- **Exercise details**:
Every line of the data that contains the string "Ödeme" must be copied.

- **Working data**:
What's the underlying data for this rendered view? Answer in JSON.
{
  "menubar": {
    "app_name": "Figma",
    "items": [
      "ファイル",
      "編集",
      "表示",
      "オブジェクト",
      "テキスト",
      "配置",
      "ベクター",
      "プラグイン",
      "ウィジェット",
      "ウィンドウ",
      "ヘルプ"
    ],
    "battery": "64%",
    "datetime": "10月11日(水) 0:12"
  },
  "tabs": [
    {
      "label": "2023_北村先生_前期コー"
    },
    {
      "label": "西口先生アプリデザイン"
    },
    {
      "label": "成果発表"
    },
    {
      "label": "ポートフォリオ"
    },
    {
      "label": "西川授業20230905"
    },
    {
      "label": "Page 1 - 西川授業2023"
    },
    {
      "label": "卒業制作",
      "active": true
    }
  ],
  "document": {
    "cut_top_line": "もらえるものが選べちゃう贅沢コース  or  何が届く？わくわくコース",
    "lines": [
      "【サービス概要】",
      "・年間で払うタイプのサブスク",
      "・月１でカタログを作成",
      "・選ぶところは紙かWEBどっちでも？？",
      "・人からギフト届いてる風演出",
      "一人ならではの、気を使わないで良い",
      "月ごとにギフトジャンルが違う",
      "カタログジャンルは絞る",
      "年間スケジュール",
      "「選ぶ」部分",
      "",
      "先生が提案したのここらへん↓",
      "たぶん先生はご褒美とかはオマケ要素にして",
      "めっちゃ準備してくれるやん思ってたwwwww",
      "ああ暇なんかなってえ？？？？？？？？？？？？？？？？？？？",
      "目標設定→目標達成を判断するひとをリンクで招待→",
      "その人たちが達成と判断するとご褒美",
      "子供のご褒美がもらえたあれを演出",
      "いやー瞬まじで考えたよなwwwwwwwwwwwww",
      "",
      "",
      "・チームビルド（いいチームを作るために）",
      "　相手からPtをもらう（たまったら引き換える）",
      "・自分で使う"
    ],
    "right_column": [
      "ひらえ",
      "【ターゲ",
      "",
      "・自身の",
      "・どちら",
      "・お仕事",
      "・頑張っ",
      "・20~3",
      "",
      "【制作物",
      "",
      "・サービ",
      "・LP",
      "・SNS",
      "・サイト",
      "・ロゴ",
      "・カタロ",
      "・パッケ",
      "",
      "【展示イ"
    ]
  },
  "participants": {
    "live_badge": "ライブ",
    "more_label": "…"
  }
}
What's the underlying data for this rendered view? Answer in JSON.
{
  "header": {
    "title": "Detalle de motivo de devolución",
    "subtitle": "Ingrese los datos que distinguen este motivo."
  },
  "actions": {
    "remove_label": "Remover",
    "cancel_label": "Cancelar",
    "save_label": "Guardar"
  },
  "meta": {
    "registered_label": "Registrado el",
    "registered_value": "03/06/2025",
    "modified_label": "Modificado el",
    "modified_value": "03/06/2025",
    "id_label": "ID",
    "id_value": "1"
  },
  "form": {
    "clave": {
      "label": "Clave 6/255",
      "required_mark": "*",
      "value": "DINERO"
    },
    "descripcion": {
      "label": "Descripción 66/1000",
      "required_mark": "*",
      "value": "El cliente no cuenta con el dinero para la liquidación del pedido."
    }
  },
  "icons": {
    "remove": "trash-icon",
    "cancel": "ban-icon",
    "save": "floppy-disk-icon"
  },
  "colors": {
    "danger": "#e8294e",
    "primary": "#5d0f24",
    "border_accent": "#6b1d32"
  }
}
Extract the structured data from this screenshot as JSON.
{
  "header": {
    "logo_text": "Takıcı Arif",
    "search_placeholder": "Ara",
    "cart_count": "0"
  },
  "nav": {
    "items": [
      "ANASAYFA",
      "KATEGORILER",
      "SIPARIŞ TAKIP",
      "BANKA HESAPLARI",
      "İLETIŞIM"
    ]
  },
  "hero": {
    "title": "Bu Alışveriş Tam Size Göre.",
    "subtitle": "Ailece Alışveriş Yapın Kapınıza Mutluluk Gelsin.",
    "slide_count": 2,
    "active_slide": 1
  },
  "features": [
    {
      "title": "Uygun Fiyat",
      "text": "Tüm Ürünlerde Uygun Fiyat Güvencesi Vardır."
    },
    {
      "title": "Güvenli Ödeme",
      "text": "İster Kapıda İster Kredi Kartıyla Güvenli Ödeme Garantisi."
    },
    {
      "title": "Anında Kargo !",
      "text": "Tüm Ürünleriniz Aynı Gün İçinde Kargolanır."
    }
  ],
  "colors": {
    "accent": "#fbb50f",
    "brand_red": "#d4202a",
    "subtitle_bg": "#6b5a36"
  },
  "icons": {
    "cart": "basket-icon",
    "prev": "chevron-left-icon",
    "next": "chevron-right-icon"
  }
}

- **Output for this task**:
      "title": "Güvenli Ödeme",
      "text": "İster Kapıda İster Kredi Kartıyla Güvenli Ödeme Garantisi."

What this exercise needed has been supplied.